*** SUPPLIED MATERIAL ***

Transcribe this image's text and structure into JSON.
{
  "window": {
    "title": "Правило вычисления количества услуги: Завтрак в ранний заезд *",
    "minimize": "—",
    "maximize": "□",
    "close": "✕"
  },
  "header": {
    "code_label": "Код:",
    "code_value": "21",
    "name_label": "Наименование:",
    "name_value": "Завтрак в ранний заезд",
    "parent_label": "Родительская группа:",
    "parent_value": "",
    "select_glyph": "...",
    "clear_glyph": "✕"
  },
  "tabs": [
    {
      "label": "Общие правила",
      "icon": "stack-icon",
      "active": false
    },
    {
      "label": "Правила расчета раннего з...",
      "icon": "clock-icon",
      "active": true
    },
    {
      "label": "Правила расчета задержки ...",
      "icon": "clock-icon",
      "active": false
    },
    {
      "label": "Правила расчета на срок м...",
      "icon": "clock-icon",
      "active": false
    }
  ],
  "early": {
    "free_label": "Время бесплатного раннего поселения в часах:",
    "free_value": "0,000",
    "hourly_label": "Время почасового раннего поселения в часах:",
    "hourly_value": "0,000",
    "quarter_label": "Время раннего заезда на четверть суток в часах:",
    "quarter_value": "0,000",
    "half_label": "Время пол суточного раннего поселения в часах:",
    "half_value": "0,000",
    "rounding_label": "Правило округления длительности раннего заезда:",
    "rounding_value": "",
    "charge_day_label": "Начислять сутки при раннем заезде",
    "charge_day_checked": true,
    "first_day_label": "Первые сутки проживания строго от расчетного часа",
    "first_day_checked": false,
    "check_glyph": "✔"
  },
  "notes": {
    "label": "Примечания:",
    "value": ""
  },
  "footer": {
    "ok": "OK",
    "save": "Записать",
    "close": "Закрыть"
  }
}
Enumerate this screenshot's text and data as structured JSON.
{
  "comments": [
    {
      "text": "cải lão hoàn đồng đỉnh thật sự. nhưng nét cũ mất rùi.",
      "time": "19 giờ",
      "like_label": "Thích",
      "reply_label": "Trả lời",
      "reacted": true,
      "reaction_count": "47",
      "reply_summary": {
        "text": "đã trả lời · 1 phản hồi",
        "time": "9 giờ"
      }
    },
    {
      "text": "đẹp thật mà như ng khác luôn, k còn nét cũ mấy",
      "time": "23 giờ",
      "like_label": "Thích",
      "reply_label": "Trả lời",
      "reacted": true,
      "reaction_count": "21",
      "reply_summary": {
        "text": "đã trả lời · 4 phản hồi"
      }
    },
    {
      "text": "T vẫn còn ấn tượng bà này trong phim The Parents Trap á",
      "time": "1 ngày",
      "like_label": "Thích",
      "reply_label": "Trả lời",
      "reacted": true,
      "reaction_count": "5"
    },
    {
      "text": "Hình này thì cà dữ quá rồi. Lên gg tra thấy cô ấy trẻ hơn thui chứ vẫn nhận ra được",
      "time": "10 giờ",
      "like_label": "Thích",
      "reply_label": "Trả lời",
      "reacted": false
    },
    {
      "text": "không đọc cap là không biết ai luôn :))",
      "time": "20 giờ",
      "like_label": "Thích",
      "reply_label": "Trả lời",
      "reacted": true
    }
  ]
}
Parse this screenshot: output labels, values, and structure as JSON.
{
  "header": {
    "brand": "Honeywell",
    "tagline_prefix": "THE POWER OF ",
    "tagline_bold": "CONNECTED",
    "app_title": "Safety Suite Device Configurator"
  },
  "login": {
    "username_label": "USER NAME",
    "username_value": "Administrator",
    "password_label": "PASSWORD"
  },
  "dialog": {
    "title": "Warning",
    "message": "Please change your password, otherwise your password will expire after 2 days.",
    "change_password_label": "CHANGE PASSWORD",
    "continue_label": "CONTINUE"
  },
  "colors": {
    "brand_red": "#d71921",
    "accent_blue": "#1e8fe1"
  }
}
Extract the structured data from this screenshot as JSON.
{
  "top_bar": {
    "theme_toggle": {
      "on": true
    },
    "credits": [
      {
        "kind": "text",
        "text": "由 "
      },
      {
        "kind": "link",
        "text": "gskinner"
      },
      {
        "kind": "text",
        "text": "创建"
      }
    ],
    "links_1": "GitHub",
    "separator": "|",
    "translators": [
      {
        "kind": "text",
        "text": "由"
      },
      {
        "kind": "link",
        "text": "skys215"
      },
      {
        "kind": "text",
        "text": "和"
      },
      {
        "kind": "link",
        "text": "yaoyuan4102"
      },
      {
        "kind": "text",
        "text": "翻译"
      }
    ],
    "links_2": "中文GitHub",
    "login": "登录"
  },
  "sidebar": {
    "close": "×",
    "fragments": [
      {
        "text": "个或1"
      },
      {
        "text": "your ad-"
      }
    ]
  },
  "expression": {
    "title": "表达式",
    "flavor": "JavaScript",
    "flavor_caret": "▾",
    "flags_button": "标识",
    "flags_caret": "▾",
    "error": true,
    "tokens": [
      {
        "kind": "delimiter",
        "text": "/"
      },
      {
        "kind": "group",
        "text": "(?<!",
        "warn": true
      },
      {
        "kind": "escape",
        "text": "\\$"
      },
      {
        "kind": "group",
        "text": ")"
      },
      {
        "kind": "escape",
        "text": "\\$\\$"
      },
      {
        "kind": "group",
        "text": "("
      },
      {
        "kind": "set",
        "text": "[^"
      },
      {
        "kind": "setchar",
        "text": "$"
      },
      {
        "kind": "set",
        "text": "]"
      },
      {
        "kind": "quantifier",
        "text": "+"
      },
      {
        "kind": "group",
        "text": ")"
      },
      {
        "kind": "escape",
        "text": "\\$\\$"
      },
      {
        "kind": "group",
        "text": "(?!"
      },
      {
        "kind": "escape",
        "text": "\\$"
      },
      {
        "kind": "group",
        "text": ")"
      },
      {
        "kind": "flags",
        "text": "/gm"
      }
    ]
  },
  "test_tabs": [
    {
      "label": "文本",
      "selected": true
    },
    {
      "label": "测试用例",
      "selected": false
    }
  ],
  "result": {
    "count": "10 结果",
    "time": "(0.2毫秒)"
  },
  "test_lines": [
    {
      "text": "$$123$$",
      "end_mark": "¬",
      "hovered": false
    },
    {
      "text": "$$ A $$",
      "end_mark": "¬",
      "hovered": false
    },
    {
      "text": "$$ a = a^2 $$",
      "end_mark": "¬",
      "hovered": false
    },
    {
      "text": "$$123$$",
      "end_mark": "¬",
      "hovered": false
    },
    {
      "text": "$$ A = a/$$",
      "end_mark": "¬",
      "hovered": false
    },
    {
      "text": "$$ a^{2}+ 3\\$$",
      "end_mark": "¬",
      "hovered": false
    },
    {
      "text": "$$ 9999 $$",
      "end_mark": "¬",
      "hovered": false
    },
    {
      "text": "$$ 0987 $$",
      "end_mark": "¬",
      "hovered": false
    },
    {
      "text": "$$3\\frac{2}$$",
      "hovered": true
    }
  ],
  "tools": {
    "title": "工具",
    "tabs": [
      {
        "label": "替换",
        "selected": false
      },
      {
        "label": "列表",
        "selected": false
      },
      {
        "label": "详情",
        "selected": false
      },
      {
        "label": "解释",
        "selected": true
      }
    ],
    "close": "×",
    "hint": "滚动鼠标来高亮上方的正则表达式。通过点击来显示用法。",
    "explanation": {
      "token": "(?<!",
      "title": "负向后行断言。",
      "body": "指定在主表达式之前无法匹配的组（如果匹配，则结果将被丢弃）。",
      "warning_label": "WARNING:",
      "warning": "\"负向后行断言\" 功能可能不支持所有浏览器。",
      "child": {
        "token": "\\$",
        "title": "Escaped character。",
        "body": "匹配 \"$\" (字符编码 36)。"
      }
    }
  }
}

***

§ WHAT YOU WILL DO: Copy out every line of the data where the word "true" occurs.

§ ANSWER TO THIS EXERCISE:
      "active": true
    "charge_day_checked": true,
      "reacted": true,
      "reacted": true,
      "reacted": true,
      "reacted": true
      "on": true
    "error": true,
        "warn": true
      "selected": true
      "hovered": true
        "selected": true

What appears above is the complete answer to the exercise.